Compton Gamma Ray Observatory Safely Returns to Earth
NASA's Compton Gamma Ray
Observatory re-entered the Earth's atmosphere at approximately 2:10
a.m. EDT on June 4, according to calculations made by controllers at
NASA's Goddard Space Flight Center, Greenbelt, Md., in coordination
with the U.S. Space Command's Control Center.
pieces of the observatory that survived the re-entry landed in the
Pacific Ocean approximately 2,400 miles (3,862 km) southeast of
The fourth and final burn needed to re-enter NASA's
Compton Gamma Ray Observatory was initiated at 1:22 a.m. EDT on June
4. Compton's Attitude Control thrusters and Orbit Adjust thrusters
were fired for 30 minutes.
After the failure of one of
Compton's three gyroscopes, NASA decided to bring the satellite back
via a controlled reentry. NASA determined that it was much safer to
bring the satellite back now to safe guard against further system
failures in the spacecraft that might hinder a controlled reentry.
The predicted CGRO reentry footprint. Pieces which survived re-entry
landed in the Pacific Ocean 3,862 km (2,400 miles) southeast of Hawaii.
"This was a bittersweet day for NASA," said Al Diaz,
Director of the Goddard Space Flight Center. "The end of the
Compton Gamma Ray Observatory mission marks the end of a
remarkable spacecraft.

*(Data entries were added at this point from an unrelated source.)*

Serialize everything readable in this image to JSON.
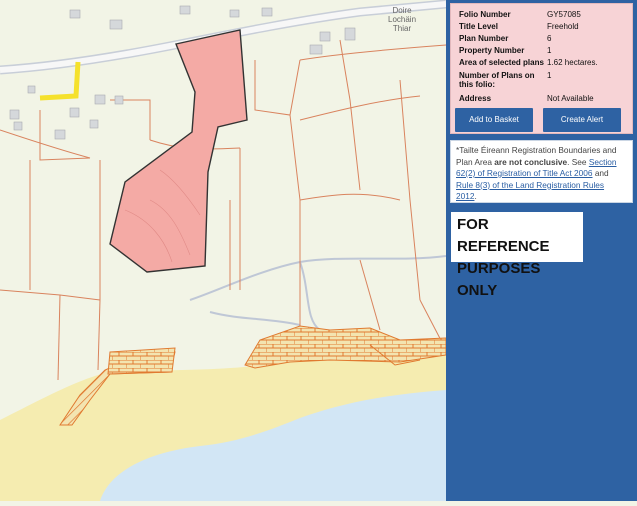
{
  "map": {
    "place_label_1": "Doire",
    "place_label_2": "Lochäin",
    "place_label_3": "Thiar",
    "colors": {
      "land": "#f2f4e6",
      "parcel_fill": "#f4aaa5",
      "parcel_stroke": "#333333",
      "boundary": "#d9835e",
      "beach": "#f5ecb0",
      "sea": "#d2e6f5",
      "road": "#c8ced8"
    }
  },
  "info_panel": {
    "rows": [
      {
        "label": "Folio Number",
        "value": "GY57085"
      },
      {
        "label": "Title Level",
        "value": "Freehold"
      },
      {
        "label": "Plan Number",
        "value": "6"
      },
      {
        "label": "Property Number",
        "value": "1"
      },
      {
        "label": "Area of selected plans",
        "value": "1.62 hectares."
      },
      {
        "label": "Number of Plans on",
        "label2": "this folio:",
        "value": "1"
      },
      {
        "label": "Address",
        "value": "Not Available"
      }
    ],
    "add_button": "Add to Basket",
    "alert_button": "Create Alert"
  },
  "note": {
    "text_1": "*Tailte Éireann Registration Boundaries and Plan Area ",
    "bold": "are not conclusive",
    "text_2": ". See ",
    "link_1": "Section 62(2) of Registration of Title Act 2006",
    "text_3": " and ",
    "link_2": "Rule 8(3) of the Land Registration Rules 2012",
    "text_4": "."
  },
  "reference": {
    "line1": "FOR REFERENCE",
    "line2": "PURPOSES ONLY"
  }
}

Compton left a legacy of outstanding science
and revolutionized our knowledge of the gamma ray sky. And while no
one at NASA is ever happy to see the end of a science mission,
prolonging this mission would have posed an unacceptable and

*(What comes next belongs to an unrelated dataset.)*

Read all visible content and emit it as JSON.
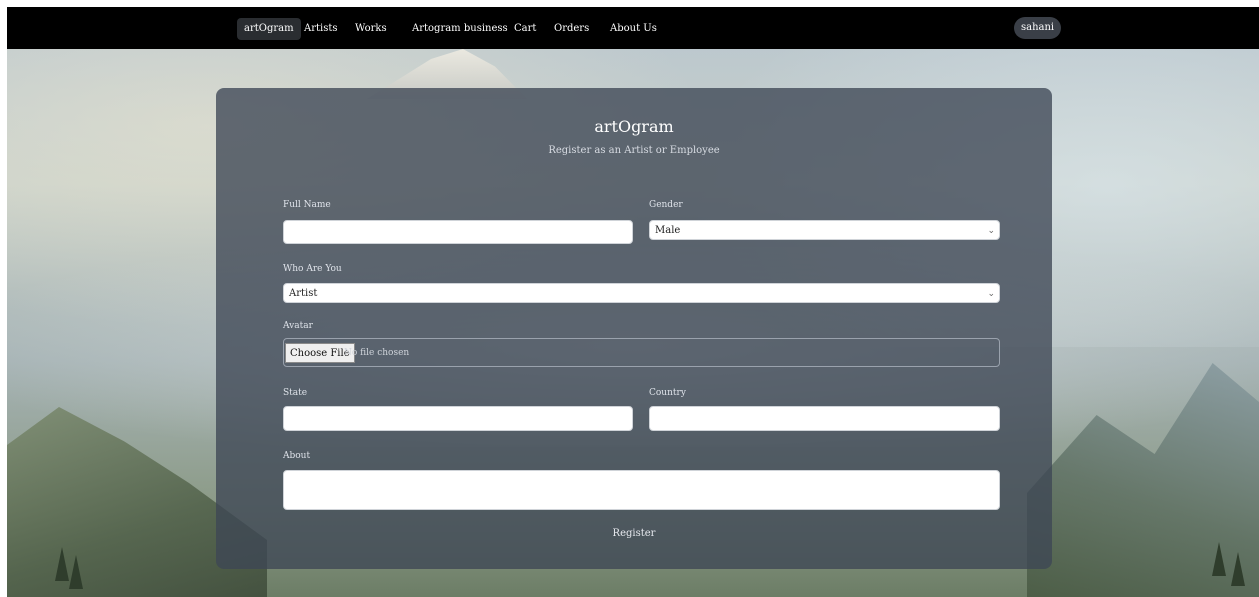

increasing risk to human life. This was an extraordinarily complex
task, involving both operations and engineering proficiency. I'm proud
of this team and the job they did. They understood the significance of
this task, and they performed it flawlessly."
In a message to the team of engineers and scientists who have
worked on Compton, Dr. Neil Gehrels, CGRO project scientist, said
"It is with great sadness that I report the re-entry of the CGRO
mission. The operation was nominal, with our fine spacecraft
performing perfectly to the end. I have tremendously enjoyed working
with all of you on this fantastic mission! After a difficult and
emotional night, I can not find the right words to tell you ...[sic]
The project is not over. We have significant work to do over the
next ~2 years to finish the analysis of the data and complete its
archiving." Scientists anticipate a continued wealth of
information to come from the observations which Compton performed.
spent nine productive years in orbit. Engineers began planning for the
Observatory's reentry in April 1999 when gyroscope #3 first began
experiencing problems. By the time the gyro actually failed in
December 1999, engineers had devised a number of deorbit
scenarios. Engineers at Goddard, assisted by their counterparts at the
Johnson Space Center in Houston, spent the past five months designing
a reentry plan to safely deorbit the CGRO spacecraft.
of four burns were used to gradually lower the spacecraft's orbit. The
first re-entry burn was conducted on May 30, and a second burn on May
31. At midnight on June 4, controllers fired CGRO's primary thrusters
for a third time bringing spacecraft's low point to within 92 miles
(148 km) of the Earth's surface.
NASA and international space
agencies plan several upcoming missions to continue where Compton left
off. The Gamma-ray Large Area Space Telescope (GLAST*) is a proposed
new high-energy gamma-ray mission to identify and study nature's
highest energy particle accelerators. GLAST will be 30 times more
sensitive than the Energetic Gamma Ray Experiment Telescope (EGRET)
onboard the Compton Gamma Ray Observatory. Swift will be the first
mission to focus on studying the newly-discovered afterglow from gamma
ray bursts. Swift's rapid repointing capability will enable
high-precision X-ray and optical positions to be determined and
relayed to the ground for use by a network of dedicated observers at
The Compton Gamma Ray Observatory was the second of NASA's Great
Observatories and the gamma-ray equivalent to the Hubble Space
Telescope and the Chandra X-ray Observatory. Compton was launched
aboard the Space Shuttle Atlantis in April 1991, and at 17 tons, was
the largest astrophysical payload ever flown at that time.
*GLAST launched on June 11, 2008.